Because the electric force can displace charged objects,
it is capable of doing work. The presence of an electric field implies
the potential for work to be done on a charged object. By studying
the electric potential between two points in an electric
field, we can learn a great deal about the work and energy associated
with electric force.
Electric Potential Energy
Because an electric field exerts a force on any charge
in that field, and because that force causes charges to move a certain
distance, we can say that an electric field does work on charges.
Consequently, we can say that a charge in an electric field has
a certain amount of potential energy, U.
Just as we saw in the chapter on work, energy, and power, the potential energy
of a charge decreases as work is done on it:
The work done to move a charge is the force, F
exerted on the charge, multiplied by the displacement, d
of the charge in the direction of the force. As we saw earlier,
the magnitude of the force exerted on a charge q
an electric field E
is = qE
Thus, we can derive the following equation for the work done on
Remember that d is not simply
the displacement; it is the displacement in the direction that the
force is exerted. When thinking about work and electric fields,
keep these three rules in mind:
When the charge moves a distance r parallel
to the electric field lines, the work done is qEr.
the charge moves a distance r perpendicular
to the electric field lines, no work is done.
the charge moves a distance r at an
angle to the electric field lines, the work done
is qEr cos .
an electric field, E,
a positive charge, q, is moved in the circular
path described above, from point A to point B,
and then in a straight line of distance r toward
the source of the electric field, from point B to
point C. How much work is done by the electric
field on the charge? If the charge were then made to return in a straight
line from point C to point A,
how much work would be done?
How much work is done moving the charge from point A to
point B to point C ?
The path from point A to
point B is perpendicular to the radial
electric field throughout, so no work is done. Moving the charge
from point B to point C requires
a certain amount of work to be done against the electric
field, since the positive charge is moving against its natural tendency
to move in the direction of the electric field lines. The amount
of work done is:
The negative sign in the equation reflects the fact that
work was done against the electric field.
How much work is done moving the charge directly
from point C back to point A?
The electric force is a conservative force, meaning that
the path taken from one point in the electric field to another is
irrelevant. The charge could move in a straight line from point C to
point A or in a complex series of
zigzags: either way, the amount of work done by the electric field
on the charge would be the same.
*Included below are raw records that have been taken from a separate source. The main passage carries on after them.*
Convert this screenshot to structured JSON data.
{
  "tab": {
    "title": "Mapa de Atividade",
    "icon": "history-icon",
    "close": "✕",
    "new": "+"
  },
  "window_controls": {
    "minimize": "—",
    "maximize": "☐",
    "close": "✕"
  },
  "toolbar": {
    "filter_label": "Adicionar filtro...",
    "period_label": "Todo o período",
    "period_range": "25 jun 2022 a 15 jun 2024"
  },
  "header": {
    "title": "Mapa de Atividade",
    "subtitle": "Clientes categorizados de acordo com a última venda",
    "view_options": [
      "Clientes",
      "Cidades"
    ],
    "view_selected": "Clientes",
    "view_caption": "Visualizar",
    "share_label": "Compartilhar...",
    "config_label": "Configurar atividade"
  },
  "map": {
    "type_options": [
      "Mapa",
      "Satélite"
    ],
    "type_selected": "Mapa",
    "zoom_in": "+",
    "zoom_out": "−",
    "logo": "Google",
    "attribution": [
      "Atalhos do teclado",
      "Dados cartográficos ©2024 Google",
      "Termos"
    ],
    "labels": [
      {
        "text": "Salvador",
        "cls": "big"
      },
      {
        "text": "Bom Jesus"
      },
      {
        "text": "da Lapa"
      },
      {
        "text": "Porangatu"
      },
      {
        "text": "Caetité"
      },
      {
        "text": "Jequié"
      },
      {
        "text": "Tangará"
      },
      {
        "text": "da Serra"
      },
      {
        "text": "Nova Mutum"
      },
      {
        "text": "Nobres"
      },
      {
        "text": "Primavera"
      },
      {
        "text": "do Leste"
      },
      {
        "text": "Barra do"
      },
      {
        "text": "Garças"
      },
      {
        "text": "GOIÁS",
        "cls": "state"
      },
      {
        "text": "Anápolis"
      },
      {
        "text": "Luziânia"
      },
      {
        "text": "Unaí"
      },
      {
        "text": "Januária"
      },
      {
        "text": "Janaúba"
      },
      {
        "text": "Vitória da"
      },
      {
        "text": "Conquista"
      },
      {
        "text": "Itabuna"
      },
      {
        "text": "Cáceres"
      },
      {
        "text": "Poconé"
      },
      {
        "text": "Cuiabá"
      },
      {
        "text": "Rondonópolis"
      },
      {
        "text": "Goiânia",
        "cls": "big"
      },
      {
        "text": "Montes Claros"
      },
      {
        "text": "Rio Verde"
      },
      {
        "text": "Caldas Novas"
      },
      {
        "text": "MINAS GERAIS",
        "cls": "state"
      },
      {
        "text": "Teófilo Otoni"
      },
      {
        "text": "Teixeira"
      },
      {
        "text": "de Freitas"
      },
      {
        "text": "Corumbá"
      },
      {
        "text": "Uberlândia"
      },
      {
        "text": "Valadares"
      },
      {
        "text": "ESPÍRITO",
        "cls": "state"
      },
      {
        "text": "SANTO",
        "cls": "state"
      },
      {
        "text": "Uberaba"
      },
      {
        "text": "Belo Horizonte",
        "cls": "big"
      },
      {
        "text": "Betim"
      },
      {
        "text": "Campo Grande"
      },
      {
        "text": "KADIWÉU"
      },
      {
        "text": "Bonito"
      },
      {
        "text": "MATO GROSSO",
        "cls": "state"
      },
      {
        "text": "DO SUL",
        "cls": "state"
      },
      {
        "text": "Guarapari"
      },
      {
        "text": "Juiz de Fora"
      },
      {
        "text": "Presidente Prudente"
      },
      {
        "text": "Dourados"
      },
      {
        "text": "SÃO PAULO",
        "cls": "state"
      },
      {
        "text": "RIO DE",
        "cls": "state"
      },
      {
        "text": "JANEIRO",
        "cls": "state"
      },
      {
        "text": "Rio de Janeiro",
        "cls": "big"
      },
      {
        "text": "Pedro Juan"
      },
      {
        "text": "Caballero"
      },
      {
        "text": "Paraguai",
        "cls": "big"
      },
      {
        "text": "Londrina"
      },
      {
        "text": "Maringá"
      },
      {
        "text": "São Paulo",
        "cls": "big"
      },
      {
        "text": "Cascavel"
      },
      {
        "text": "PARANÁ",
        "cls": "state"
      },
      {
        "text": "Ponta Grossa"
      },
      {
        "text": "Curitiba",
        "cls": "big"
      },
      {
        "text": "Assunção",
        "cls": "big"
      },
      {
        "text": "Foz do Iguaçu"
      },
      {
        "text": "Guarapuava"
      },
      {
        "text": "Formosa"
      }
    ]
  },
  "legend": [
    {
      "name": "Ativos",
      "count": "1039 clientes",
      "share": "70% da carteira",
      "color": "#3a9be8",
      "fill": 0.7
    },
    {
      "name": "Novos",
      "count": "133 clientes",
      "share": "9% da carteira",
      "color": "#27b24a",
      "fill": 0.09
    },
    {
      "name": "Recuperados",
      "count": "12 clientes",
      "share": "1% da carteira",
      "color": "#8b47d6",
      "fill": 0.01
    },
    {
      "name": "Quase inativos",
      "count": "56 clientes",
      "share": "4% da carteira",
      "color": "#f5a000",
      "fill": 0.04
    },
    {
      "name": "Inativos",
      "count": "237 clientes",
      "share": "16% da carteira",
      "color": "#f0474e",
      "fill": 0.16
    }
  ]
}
The only thing that affects the
amount of work done is the displacement of the charge in the direction
of the electric field lines. Because we are simply moving the charge
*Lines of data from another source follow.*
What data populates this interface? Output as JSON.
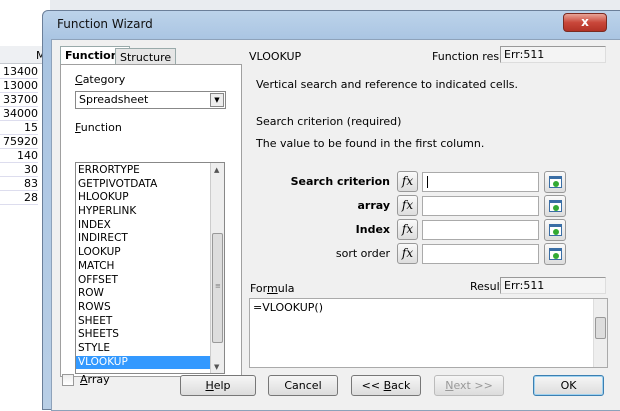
{
  "sheet": {
    "column_header": "M",
    "cells": [
      "13400",
      "13000",
      "33700",
      "34000",
      "15",
      "75920",
      "140",
      "30",
      "83",
      "28"
    ]
  },
  "dialog": {
    "title": "Function Wizard",
    "close": "x"
  },
  "tabs": [
    "Functions",
    "Structure"
  ],
  "category": {
    "label": "Category",
    "value": "Spreadsheet"
  },
  "function_label": "Function",
  "functions": [
    "ERRORTYPE",
    "GETPIVOTDATA",
    "HLOOKUP",
    "HYPERLINK",
    "INDEX",
    "INDIRECT",
    "LOOKUP",
    "MATCH",
    "OFFSET",
    "ROW",
    "ROWS",
    "SHEET",
    "SHEETS",
    "STYLE",
    "VLOOKUP"
  ],
  "selected_function": "VLOOKUP",
  "right": {
    "name": "VLOOKUP",
    "function_result_label": "Function result",
    "function_result": "Err:511",
    "description": "Vertical search and reference to indicated cells.",
    "param_title": "Search criterion (required)",
    "param_desc": "The value to be found in the first column."
  },
  "args": [
    {
      "label": "Search criterion",
      "value": ""
    },
    {
      "label": "array",
      "value": ""
    },
    {
      "label": "Index",
      "value": ""
    },
    {
      "label": "sort order",
      "value": ""
    }
  ],
  "formula": {
    "label": "Formula",
    "result_label": "Result",
    "result": "Err:511",
    "value": "=VLOOKUP()"
  },
  "array_checkbox": {
    "label": "Array",
    "checked": false
  },
  "buttons": {
    "help": "Help",
    "cancel": "Cancel",
    "back": "<< Back",
    "next": "Next >>",
    "ok": "OK"
  },
  "icons": {
    "fx": "fx"
  }
}
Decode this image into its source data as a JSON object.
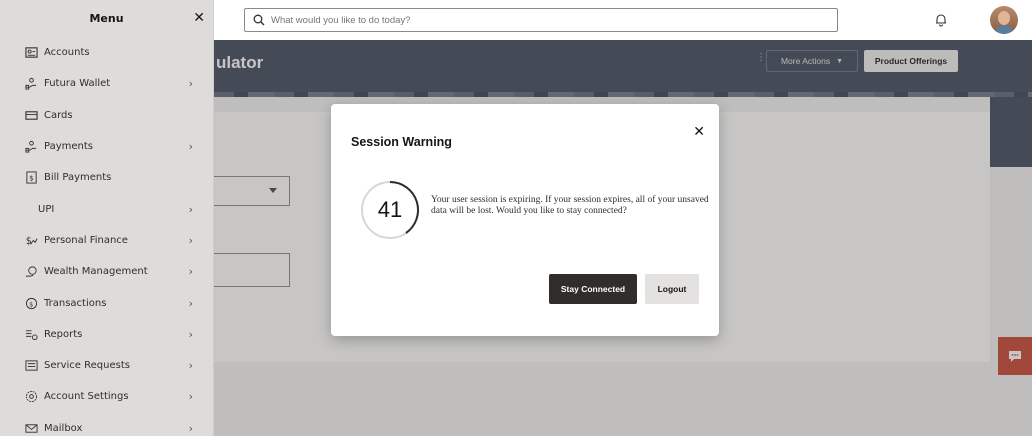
{
  "menu": {
    "title": "Menu",
    "items": [
      {
        "label": "Accounts",
        "icon": "accounts-icon",
        "chevron": false
      },
      {
        "label": "Futura Wallet",
        "icon": "wallet-icon",
        "chevron": true
      },
      {
        "label": "Cards",
        "icon": "card-icon",
        "chevron": false
      },
      {
        "label": "Payments",
        "icon": "payments-icon",
        "chevron": true
      },
      {
        "label": "Bill Payments",
        "icon": "bill-icon",
        "chevron": false
      },
      {
        "label": "UPI",
        "icon": "",
        "chevron": true
      },
      {
        "label": "Personal Finance",
        "icon": "finance-icon",
        "chevron": true
      },
      {
        "label": "Wealth Management",
        "icon": "wealth-icon",
        "chevron": true
      },
      {
        "label": "Transactions",
        "icon": "transactions-icon",
        "chevron": true
      },
      {
        "label": "Reports",
        "icon": "reports-icon",
        "chevron": true
      },
      {
        "label": "Service Requests",
        "icon": "service-icon",
        "chevron": true
      },
      {
        "label": "Account Settings",
        "icon": "settings-icon",
        "chevron": true
      },
      {
        "label": "Mailbox",
        "icon": "mail-icon",
        "chevron": true
      }
    ]
  },
  "search": {
    "placeholder": "What would you like to do today?"
  },
  "banner": {
    "title": "ulator",
    "more_actions": "More Actions",
    "product_offerings": "Product Offerings"
  },
  "dialog": {
    "title": "Session Warning",
    "countdown": "41",
    "message": "Your user session is expiring. If your session expires, all of your unsaved data will be lost. Would you like to stay connected?",
    "stay_label": "Stay Connected",
    "logout_label": "Logout"
  },
  "colors": {
    "accent": "#c74634",
    "banner": "#404b5c",
    "primary_button": "#312d2a"
  }
}
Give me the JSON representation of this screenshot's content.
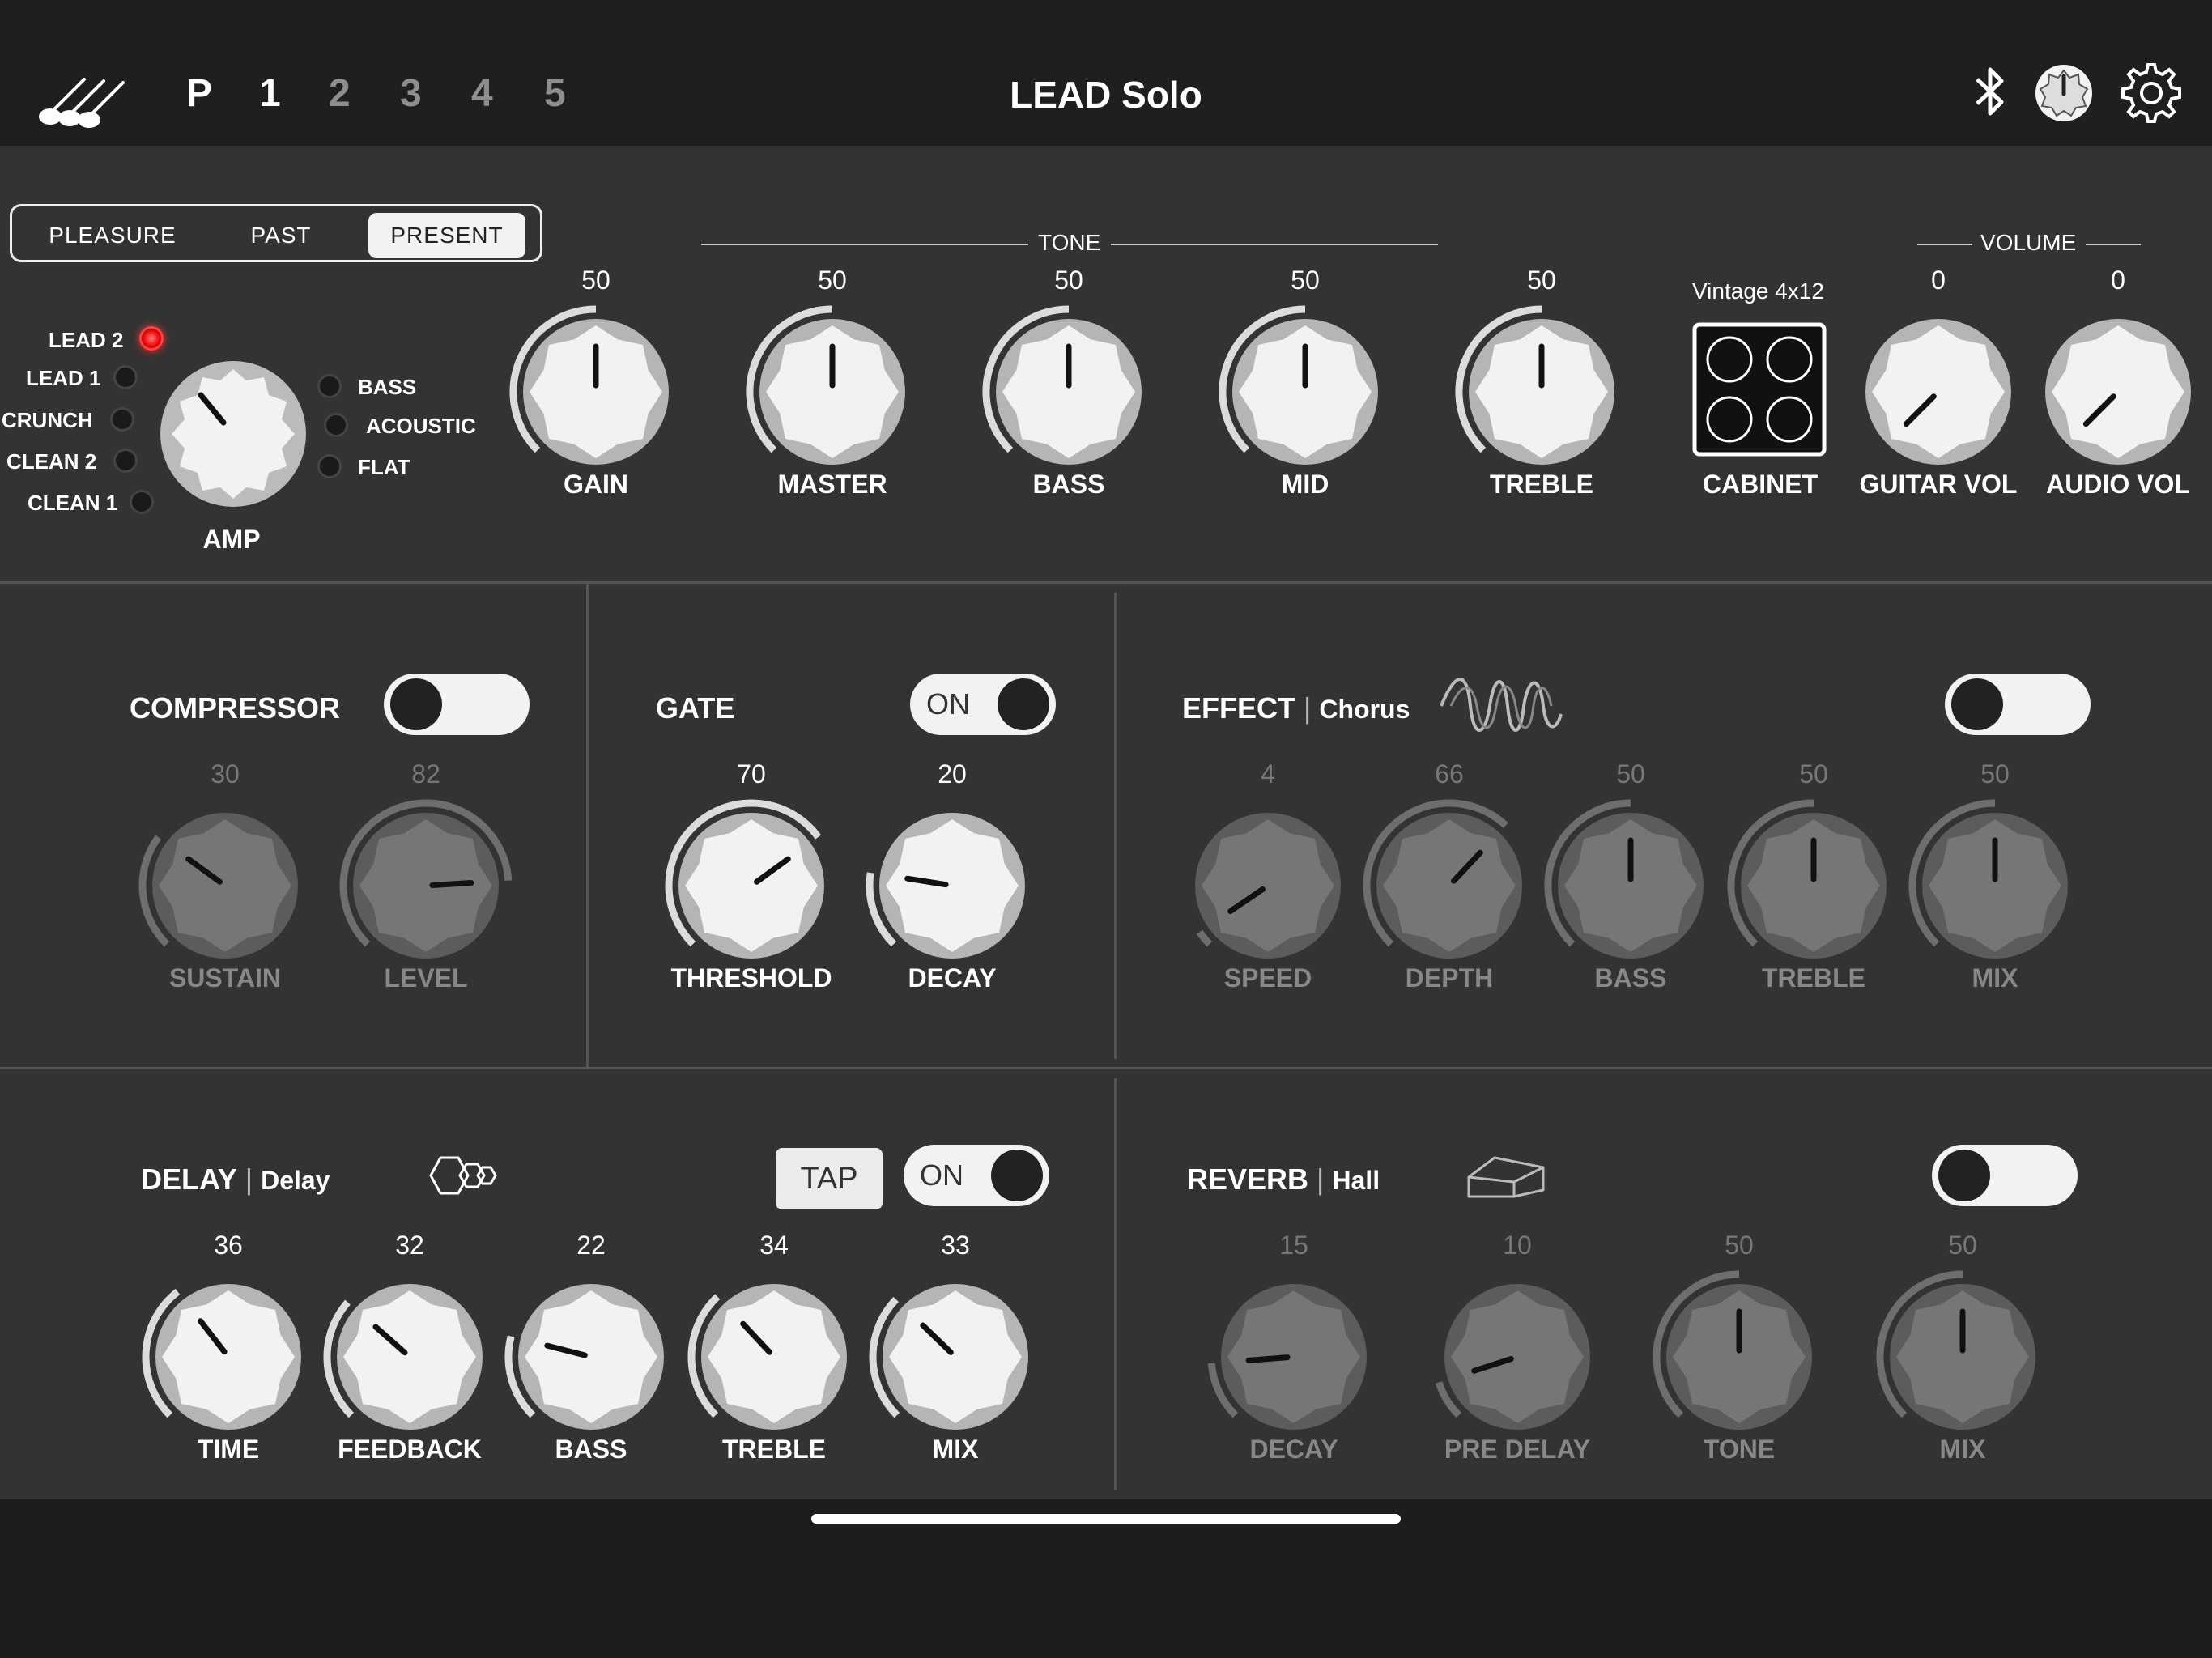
{
  "header": {
    "presets": [
      "P",
      "1",
      "2",
      "3",
      "4",
      "5"
    ],
    "active_presets": [
      0,
      1
    ],
    "title": "LEAD Solo",
    "icons": [
      "guitars-logo-icon",
      "bluetooth-icon",
      "tuner-icon",
      "gear-icon"
    ]
  },
  "amp_section": {
    "modes": [
      "PLEASURE",
      "PAST",
      "PRESENT"
    ],
    "active_mode": "PRESENT",
    "amp_types_left": [
      "LEAD 2",
      "LEAD 1",
      "CRUNCH",
      "CLEAN 2",
      "CLEAN 1"
    ],
    "amp_types_right": [
      "BASS",
      "ACOUSTIC",
      "FLAT"
    ],
    "selected_amp": "LEAD 2",
    "amp_label": "AMP",
    "tone_header": "TONE",
    "volume_header": "VOLUME",
    "tone_knobs": [
      {
        "label": "GAIN",
        "value": "50"
      },
      {
        "label": "MASTER",
        "value": "50"
      },
      {
        "label": "BASS",
        "value": "50"
      },
      {
        "label": "MID",
        "value": "50"
      },
      {
        "label": "TREBLE",
        "value": "50"
      }
    ],
    "cabinet": {
      "name": "Vintage 4x12",
      "label": "CABINET"
    },
    "volume_knobs": [
      {
        "label": "GUITAR VOL",
        "value": "0"
      },
      {
        "label": "AUDIO VOL",
        "value": "0"
      }
    ]
  },
  "compressor": {
    "title": "COMPRESSOR",
    "enabled": false,
    "knobs": [
      {
        "label": "SUSTAIN",
        "value": "30"
      },
      {
        "label": "LEVEL",
        "value": "82"
      }
    ]
  },
  "gate": {
    "title": "GATE",
    "enabled": true,
    "toggle_label": "ON",
    "knobs": [
      {
        "label": "THRESHOLD",
        "value": "70"
      },
      {
        "label": "DECAY",
        "value": "20"
      }
    ]
  },
  "effect": {
    "title": "EFFECT",
    "type": "Chorus",
    "enabled": false,
    "icon": "chorus-wave-icon",
    "knobs": [
      {
        "label": "SPEED",
        "value": "4"
      },
      {
        "label": "DEPTH",
        "value": "66"
      },
      {
        "label": "BASS",
        "value": "50"
      },
      {
        "label": "TREBLE",
        "value": "50"
      },
      {
        "label": "MIX",
        "value": "50"
      }
    ]
  },
  "delay": {
    "title": "DELAY",
    "type": "Delay",
    "enabled": true,
    "toggle_label": "ON",
    "tap_label": "TAP",
    "icon": "delay-hexagons-icon",
    "knobs": [
      {
        "label": "TIME",
        "value": "36"
      },
      {
        "label": "FEEDBACK",
        "value": "32"
      },
      {
        "label": "BASS",
        "value": "22"
      },
      {
        "label": "TREBLE",
        "value": "34"
      },
      {
        "label": "MIX",
        "value": "33"
      }
    ]
  },
  "reverb": {
    "title": "REVERB",
    "type": "Hall",
    "enabled": false,
    "icon": "hall-room-icon",
    "knobs": [
      {
        "label": "DECAY",
        "value": "15"
      },
      {
        "label": "PRE DELAY",
        "value": "10"
      },
      {
        "label": "TONE",
        "value": "50"
      },
      {
        "label": "MIX",
        "value": "50"
      }
    ]
  },
  "colors": {
    "background": "#333333",
    "topbar": "#1f1f1f",
    "led_active": "#ff2020",
    "knob_face": "#f2f2f2",
    "knob_dim": "#7a7a7a"
  }
}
back to where it started, the amount of work done is W
Much like gravitational potential energy, there is no
absolute, objective point of reference from which to measure electric
potential energy. Fortunately, we are generally not interested in
an absolute measure, but rather in the electric potential, or potential
difference, V, between two
points. For instance, the voltage reading on a battery tells us
the difference in potential energy between the positive end and
the negative end of the battery, which in turn tells us the amount
of energy that can be generated by allowing electrons to flow from the
negative end to the positive end. We’ll look at batteries in more
detail in the chapter on circuits.
Potential difference is a measure of work per unit charge,
and is measured in units of joules per coulomb, or volts (V).
One volt is equal to one joule per coulomb.
Potential difference plays an important role in electric
circuits, and we will look at it more closely in the next chapter.